  • Make sure you have everything you need to change a tire in the safety pack beneath your seat.
  • Ride several times a week so that your body becomes comfortable on the bike. Parts of you may be sore your first few rides (for me it was my neck) but over time you adjust and become less rigid in your cycling positions.
  • Find a cycling buddy! This will motivate you to plan more rides. I suggest cycling with someone who is better than you so that you can follow them and learn. You might also discover more routes this way.
  • Know the proper etiquette on the roads and make sure that you give the correct hand signals. Drivers get really confused around cyclists and you need to make everything very clear for them.

Technical Tips for Riding:

  • Your cadence should be between 70-90rpm. This seemed ridiculously fast to me (coming off my college cruiser bike) but I realized it saves a lot more energy than pushing hard on a gear that’s too high. I always remind myself to “keep it spinny!”
  • Anticipate gear shifting, and start by shifting more than you think necessary. It will make it easier for you! Your shift will be the most smooth when your feet are at 12 o’clock or 6 o’clock in the stroke.
  • Don’t wait to conquer hills! Go for it! It makes rides much more fun and you get the exhilarating downhill ride as a reward.
  • If you are cycling in a place with no hills, practice intervals on the flats to get faster. Here is one I learned from a friend:
    • 2 min hard > 2 min easy > 1 min hard > 1 min easy > 30 sec hard > 30 sec easy > 15 sec sprint > 5 min easy (Repeat 2x)
  • Take time to practice grabbing your water bottle while riding. I had a friend that made me do this at least 5 times every ride and after a month I went from feeling like I was going to topple over to having it be 2nd nature.
  • Keep your posture while ascending hills. A lot of people make the mistake of hunching over. When someone gave me this tip I started climbing hills much, much faster.

Descending: Learning how to descend on a road bike can be really scary, but it becomes the best part of your ride when you start to feel confident. It translates amazingly well to skiing, and especially skiing a GS course.

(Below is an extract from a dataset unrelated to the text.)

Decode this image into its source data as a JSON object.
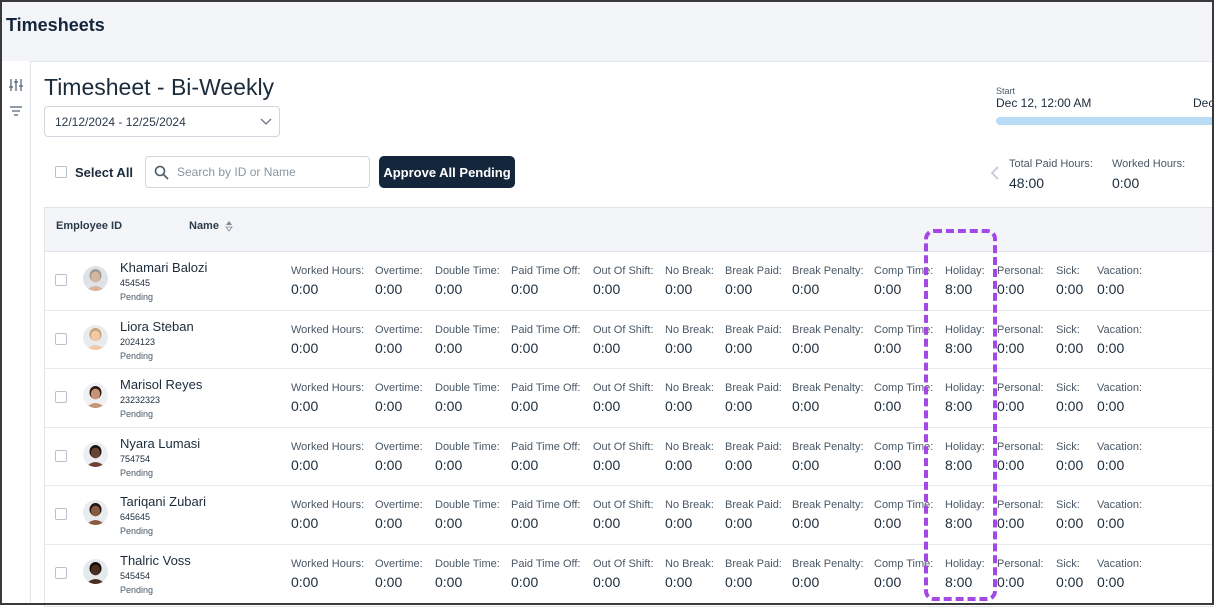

That mind-set really helped me.

  • Get “in the drops” and become comfortable with it. It’s ok to lay on the brakes at first (I certainly did). You will stop braking as much once you know how to make a good, trusty turn.
  • Always brake before a turn, but never in the turn.
  • Start every turn high. (So that your turns are more like sloping “S”s and not zig-zags).
  • While descending in a turn, lean your inside knee out. This helps the bike edge through the turn better.
  • Also, while descending in a turn in the drops, distribute your weight on your outside foot and inside hand. I only learned this very recently and it helps tremendously though the turns.

Nutrition: No sport makes me as hungry as cycling. I had also never experienced a “bonk” until I started cycling. I felt like a lifeless ball of misery and it took me half a day to recover. Thinking about your nutrition is an important part of every ride!

  • You burn 30-50 grams of carbs per hour of cycling, so you need to plan ahead for a way to consume calories during a long ride.
  • For an hour (or less) ride you are fine with 2 bottles of water and a light snack. I usually just eat a banana before the ride.
  • Drink water at every chance you get. Every 10-20 minutes is standard.
  • Sports drinks and water supplements often hydrate you better than water on a long ride. The sodium and sugar help replenish your system and the drinks help increase your endurance and recovery.
  • For a 2 hour ride, I usually bring one normal water bottle and one bottle with a water supplement. If I know it’s a grueling ride I’ll bring a Clif Bar or a Gu packet. If it’s even longer, I’ll probably put a banana in my bib too.
  • Post-ride protein mixes help you restore and curb your appetite so that you don’t eat your entire refrigerator.

Most importantly, have fun!!! Comment below if you have more advice or questions on anything I described!


Add a Comment

Your email address will not be published. Required fields are marked *

A Blog for Women Who Crave Adventure